### WORK REQUEST
Each line below that holds the word "content" counts once; state the total number of such lines and nothing else.

[Dataset entries]
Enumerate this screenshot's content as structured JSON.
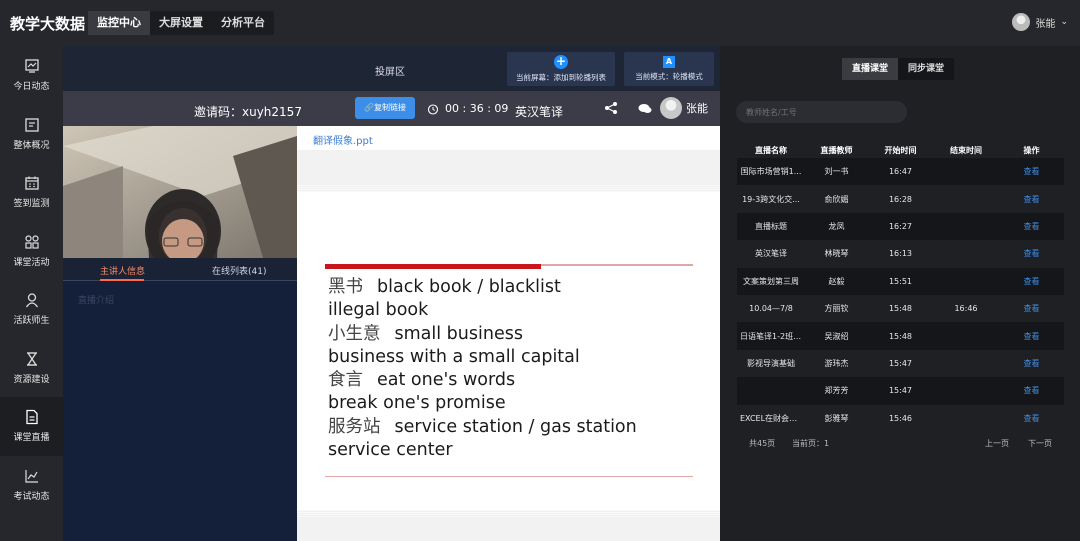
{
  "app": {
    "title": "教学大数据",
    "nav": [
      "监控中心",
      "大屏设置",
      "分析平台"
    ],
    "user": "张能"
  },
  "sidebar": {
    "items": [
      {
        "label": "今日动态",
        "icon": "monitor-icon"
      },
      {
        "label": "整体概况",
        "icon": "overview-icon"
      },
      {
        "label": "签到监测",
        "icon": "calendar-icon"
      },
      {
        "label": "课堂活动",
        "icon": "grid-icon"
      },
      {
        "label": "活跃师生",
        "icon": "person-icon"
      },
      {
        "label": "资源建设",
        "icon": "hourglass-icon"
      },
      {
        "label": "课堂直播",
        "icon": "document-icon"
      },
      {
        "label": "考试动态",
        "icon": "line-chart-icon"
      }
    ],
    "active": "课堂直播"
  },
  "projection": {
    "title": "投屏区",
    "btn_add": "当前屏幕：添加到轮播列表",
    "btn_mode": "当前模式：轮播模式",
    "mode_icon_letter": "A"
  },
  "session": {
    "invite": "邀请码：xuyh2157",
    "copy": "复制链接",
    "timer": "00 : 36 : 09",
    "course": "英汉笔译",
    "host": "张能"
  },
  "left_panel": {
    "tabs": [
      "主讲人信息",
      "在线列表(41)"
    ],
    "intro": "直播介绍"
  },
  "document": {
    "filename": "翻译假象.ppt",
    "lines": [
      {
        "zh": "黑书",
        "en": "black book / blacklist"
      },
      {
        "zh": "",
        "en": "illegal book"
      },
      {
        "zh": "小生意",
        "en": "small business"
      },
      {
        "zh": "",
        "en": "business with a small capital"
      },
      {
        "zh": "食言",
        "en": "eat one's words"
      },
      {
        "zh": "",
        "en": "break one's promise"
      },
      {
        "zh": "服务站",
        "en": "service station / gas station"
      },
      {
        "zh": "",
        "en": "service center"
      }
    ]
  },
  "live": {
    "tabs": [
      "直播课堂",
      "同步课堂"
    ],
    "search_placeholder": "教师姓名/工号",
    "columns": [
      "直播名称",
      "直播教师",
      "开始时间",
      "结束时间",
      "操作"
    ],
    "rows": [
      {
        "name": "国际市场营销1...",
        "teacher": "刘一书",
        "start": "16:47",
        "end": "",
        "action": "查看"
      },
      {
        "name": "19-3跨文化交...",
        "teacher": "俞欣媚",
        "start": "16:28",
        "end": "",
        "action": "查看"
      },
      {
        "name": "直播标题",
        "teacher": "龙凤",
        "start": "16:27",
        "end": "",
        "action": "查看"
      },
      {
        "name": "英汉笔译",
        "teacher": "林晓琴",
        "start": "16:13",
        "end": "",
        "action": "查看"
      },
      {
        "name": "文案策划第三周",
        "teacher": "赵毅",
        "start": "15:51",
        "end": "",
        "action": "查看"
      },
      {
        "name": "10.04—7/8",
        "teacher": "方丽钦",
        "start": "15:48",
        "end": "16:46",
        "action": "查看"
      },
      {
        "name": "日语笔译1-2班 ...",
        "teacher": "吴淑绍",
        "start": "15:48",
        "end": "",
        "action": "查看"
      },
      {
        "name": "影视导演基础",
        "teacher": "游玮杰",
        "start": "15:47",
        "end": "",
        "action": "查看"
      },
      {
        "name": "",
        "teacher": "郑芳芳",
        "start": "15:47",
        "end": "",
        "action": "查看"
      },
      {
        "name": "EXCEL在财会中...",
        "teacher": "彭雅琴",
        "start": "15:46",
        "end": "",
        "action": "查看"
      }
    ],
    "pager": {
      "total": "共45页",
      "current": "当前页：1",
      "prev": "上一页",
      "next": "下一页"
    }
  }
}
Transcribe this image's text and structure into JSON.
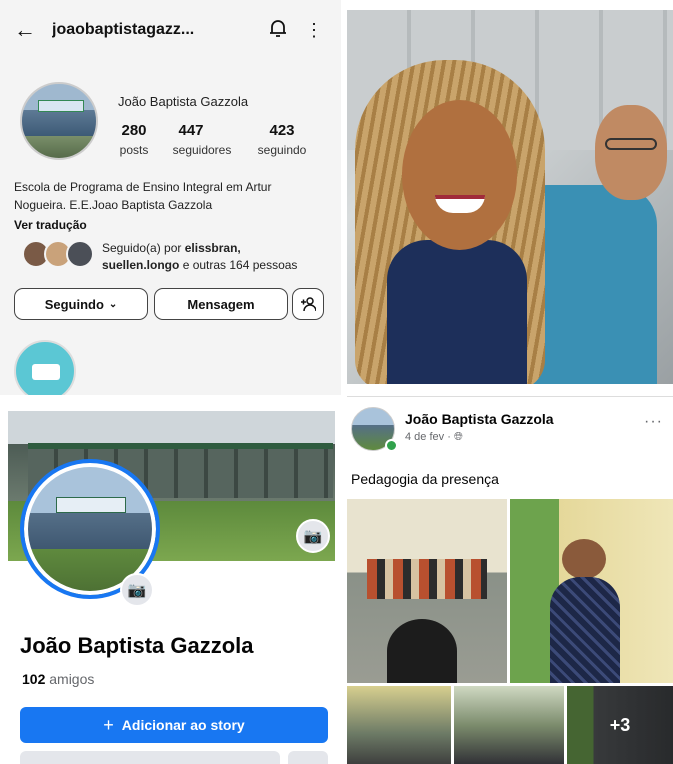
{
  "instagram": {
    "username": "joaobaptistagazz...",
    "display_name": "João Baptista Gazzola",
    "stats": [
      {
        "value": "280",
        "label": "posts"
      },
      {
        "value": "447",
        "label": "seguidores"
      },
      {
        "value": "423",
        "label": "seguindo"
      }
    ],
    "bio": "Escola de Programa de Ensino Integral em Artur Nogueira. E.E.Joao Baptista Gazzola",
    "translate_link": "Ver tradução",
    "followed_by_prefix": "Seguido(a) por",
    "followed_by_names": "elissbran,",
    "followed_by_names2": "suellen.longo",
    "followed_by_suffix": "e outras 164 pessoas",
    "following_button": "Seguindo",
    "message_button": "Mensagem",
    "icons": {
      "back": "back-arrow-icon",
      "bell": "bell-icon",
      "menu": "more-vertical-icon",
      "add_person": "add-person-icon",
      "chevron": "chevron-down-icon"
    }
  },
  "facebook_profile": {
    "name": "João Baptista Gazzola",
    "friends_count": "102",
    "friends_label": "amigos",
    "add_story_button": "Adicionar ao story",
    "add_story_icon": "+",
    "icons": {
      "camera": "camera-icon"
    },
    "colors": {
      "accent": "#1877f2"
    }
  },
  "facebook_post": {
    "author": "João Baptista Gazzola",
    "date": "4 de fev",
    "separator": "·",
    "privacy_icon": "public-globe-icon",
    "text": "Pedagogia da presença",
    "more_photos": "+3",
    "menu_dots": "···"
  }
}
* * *
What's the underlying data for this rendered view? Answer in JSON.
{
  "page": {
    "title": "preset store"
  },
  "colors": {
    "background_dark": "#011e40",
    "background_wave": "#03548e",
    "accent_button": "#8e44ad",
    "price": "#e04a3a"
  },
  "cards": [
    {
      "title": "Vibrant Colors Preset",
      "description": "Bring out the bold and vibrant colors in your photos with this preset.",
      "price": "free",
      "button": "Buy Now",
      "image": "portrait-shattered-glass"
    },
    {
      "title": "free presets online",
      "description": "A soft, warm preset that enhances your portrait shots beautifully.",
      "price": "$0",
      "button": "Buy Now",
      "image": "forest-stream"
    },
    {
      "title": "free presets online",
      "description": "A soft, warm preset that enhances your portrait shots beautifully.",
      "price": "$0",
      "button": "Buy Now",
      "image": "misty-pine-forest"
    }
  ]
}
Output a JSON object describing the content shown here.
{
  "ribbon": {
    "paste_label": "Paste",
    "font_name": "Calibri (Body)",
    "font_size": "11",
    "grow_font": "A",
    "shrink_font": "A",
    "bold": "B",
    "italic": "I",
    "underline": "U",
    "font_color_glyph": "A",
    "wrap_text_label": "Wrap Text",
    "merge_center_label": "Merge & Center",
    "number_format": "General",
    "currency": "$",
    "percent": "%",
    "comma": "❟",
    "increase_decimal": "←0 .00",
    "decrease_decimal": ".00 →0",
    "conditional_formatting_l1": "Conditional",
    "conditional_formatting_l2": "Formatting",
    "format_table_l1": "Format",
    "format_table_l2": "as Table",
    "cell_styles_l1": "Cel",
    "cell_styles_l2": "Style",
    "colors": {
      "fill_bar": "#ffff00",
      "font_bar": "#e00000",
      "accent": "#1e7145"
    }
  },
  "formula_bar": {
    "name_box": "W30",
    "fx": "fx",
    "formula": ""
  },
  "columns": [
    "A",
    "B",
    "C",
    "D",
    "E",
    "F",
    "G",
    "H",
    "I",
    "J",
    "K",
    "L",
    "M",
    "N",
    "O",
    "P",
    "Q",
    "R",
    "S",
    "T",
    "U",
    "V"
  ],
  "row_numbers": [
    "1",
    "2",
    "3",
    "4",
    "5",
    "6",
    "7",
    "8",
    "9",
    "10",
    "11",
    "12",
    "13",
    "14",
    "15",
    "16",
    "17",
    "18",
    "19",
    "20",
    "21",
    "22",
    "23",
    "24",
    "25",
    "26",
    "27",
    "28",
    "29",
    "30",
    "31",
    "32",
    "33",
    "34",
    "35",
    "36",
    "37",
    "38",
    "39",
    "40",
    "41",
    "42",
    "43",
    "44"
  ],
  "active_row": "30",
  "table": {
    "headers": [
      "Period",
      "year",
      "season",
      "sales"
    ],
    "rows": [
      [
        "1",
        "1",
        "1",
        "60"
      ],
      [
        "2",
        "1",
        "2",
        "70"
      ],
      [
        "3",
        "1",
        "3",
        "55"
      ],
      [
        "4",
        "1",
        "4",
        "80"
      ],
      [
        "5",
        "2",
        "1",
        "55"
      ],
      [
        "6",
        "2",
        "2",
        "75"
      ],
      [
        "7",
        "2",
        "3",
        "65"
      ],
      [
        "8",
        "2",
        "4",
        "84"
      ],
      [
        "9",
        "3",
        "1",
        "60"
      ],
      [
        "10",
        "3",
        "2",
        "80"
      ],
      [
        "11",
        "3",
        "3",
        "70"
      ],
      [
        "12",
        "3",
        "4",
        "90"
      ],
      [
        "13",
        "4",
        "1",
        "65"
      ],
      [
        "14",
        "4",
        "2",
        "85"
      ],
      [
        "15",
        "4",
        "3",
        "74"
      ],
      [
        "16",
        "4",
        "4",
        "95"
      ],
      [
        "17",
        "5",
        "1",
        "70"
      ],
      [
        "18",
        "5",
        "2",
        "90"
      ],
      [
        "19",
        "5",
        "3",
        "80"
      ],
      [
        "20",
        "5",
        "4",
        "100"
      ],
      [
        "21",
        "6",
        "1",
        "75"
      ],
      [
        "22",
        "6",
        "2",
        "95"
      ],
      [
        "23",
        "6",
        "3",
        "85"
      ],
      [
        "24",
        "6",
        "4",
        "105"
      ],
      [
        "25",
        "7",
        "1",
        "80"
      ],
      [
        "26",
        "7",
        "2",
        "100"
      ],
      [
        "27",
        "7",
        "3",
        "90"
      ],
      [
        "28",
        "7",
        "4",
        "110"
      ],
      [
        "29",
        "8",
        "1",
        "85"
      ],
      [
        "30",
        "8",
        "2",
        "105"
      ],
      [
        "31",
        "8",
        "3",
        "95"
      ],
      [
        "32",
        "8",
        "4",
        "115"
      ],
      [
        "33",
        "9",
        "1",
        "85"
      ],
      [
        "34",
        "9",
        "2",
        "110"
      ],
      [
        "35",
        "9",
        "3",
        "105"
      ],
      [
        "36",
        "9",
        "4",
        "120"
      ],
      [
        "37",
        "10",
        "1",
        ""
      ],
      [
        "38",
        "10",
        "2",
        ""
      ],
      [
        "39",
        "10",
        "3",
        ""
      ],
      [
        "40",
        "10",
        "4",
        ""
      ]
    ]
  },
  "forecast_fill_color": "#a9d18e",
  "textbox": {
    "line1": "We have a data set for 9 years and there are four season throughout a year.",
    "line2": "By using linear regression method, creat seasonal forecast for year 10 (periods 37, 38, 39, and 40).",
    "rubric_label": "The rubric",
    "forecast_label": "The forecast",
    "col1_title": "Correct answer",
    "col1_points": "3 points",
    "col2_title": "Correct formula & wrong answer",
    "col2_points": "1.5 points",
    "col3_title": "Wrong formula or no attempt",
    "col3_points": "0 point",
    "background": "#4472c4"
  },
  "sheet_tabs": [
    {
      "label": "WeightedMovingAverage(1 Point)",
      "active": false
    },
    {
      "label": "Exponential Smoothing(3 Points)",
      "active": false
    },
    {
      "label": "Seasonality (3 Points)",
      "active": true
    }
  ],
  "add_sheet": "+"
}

### SOLUTION FOR THIS TASK
2